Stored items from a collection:

══════

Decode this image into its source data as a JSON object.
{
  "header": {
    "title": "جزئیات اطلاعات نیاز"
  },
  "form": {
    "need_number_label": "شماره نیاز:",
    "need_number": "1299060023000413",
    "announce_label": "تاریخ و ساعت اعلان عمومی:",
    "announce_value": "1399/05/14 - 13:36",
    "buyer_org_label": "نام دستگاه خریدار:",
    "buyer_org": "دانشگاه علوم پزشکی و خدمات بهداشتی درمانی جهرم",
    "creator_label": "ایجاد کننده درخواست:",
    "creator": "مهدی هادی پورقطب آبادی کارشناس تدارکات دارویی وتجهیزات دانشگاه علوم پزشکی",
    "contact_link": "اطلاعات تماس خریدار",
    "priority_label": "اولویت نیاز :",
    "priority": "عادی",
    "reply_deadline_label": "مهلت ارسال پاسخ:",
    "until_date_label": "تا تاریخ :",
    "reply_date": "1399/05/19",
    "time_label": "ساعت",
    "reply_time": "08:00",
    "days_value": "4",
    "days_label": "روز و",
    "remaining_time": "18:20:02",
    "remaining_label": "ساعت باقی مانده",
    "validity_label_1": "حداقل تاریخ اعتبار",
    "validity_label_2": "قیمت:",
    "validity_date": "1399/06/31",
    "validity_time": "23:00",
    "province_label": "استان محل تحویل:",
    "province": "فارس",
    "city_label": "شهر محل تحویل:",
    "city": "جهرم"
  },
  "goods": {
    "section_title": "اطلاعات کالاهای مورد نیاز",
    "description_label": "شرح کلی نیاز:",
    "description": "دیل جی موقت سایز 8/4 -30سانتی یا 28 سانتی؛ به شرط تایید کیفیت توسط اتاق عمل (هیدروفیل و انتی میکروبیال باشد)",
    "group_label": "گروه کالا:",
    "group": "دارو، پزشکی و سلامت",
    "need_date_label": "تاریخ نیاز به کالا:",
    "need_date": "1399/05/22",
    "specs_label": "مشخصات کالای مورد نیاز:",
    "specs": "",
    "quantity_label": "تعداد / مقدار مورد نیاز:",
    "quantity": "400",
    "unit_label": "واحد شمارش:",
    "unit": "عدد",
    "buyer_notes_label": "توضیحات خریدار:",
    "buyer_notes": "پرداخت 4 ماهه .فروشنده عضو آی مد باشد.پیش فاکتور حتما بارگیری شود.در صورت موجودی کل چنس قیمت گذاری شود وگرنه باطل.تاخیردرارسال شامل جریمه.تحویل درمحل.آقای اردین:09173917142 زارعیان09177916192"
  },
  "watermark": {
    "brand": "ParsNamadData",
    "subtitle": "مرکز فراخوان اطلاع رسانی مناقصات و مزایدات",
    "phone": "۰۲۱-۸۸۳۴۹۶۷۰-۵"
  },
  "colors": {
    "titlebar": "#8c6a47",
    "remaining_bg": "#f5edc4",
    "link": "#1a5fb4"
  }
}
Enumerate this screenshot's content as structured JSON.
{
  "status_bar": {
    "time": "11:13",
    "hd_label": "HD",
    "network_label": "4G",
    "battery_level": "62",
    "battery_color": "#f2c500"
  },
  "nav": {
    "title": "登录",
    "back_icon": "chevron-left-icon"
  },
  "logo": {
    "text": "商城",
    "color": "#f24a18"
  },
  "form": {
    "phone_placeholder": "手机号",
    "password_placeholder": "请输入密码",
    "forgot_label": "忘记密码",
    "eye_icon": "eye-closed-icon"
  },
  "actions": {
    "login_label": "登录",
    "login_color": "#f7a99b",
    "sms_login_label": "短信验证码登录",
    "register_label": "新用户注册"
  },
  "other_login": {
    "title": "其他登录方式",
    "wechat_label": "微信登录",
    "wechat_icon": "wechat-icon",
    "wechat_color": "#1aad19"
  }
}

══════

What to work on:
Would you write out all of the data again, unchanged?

Result:
Decode this image into its source data as a JSON object.
{
  "header": {
    "title": "جزئیات اطلاعات نیاز"
  },
  "form": {
    "need_number_label": "شماره نیاز:",
    "need_number": "1299060023000413",
    "announce_label": "تاریخ و ساعت اعلان عمومی:",
    "announce_value": "1399/05/14 - 13:36",
    "buyer_org_label": "نام دستگاه خریدار:",
    "buyer_org": "دانشگاه علوم پزشکی و خدمات بهداشتی درمانی جهرم",
    "creator_label": "ایجاد کننده درخواست:",
    "creator": "مهدی هادی پورقطب آبادی کارشناس تدارکات دارویی وتجهیزات دانشگاه علوم پزشکی",
    "contact_link": "اطلاعات تماس خریدار",
    "priority_label": "اولویت نیاز :",
    "priority": "عادی",
    "reply_deadline_label": "مهلت ارسال پاسخ:",
    "until_date_label": "تا تاریخ :",
    "reply_date": "1399/05/19",
    "time_label": "ساعت",
    "reply_time": "08:00",
    "days_value": "4",
    "days_label": "روز و",
    "remaining_time": "18:20:02",
    "remaining_label": "ساعت باقی مانده",
    "validity_label_1": "حداقل تاریخ اعتبار",
    "validity_label_2": "قیمت:",
    "validity_date": "1399/06/31",
    "validity_time": "23:00",
    "province_label": "استان محل تحویل:",
    "province": "فارس",
    "city_label": "شهر محل تحویل:",
    "city": "جهرم"
  },
  "goods": {
    "section_title": "اطلاعات کالاهای مورد نیاز",
    "description_label": "شرح کلی نیاز:",
    "description": "دیل جی موقت سایز 8/4 -30سانتی یا 28 سانتی؛ به شرط تایید کیفیت توسط اتاق عمل (هیدروفیل و انتی میکروبیال باشد)",
    "group_label": "گروه کالا:",
    "group": "دارو، پزشکی و سلامت",
    "need_date_label": "تاریخ نیاز به کالا:",
    "need_date": "1399/05/22",
    "specs_label": "مشخصات کالای مورد نیاز:",
    "specs": "",
    "quantity_label": "تعداد / مقدار مورد نیاز:",
    "quantity": "400",
    "unit_label": "واحد شمارش:",
    "unit": "عدد",
    "buyer_notes_label": "توضیحات خریدار:",
    "buyer_notes": "پرداخت 4 ماهه .فروشنده عضو آی مد باشد.پیش فاکتور حتما بارگیری شود.در صورت موجودی کل چنس قیمت گذاری شود وگرنه باطل.تاخیردرارسال شامل جریمه.تحویل درمحل.آقای اردین:09173917142 زارعیان09177916192"
  },
  "watermark": {
    "brand": "ParsNamadData",
    "subtitle": "مرکز فراخوان اطلاع رسانی مناقصات و مزایدات",
    "phone": "۰۲۱-۸۸۳۴۹۶۷۰-۵"
  },
  "colors": {
    "titlebar": "#8c6a47",
    "remaining_bg": "#f5edc4",
    "link": "#1a5fb4"
  }
}
Enumerate this screenshot's content as structured JSON.
{
  "status_bar": {
    "time": "11:13",
    "hd_label": "HD",
    "network_label": "4G",
    "battery_level": "62",
    "battery_color": "#f2c500"
  },
  "nav": {
    "title": "登录",
    "back_icon": "chevron-left-icon"
  },
  "logo": {
    "text": "商城",
    "color": "#f24a18"
  },
  "form": {
    "phone_placeholder": "手机号",
    "password_placeholder": "请输入密码",
    "forgot_label": "忘记密码",
    "eye_icon": "eye-closed-icon"
  },
  "actions": {
    "login_label": "登录",
    "login_color": "#f7a99b",
    "sms_login_label": "短信验证码登录",
    "register_label": "新用户注册"
  },
  "other_login": {
    "title": "其他登录方式",
    "wechat_label": "微信登录",
    "wechat_icon": "wechat-icon",
    "wechat_color": "#1aad19"
  }
}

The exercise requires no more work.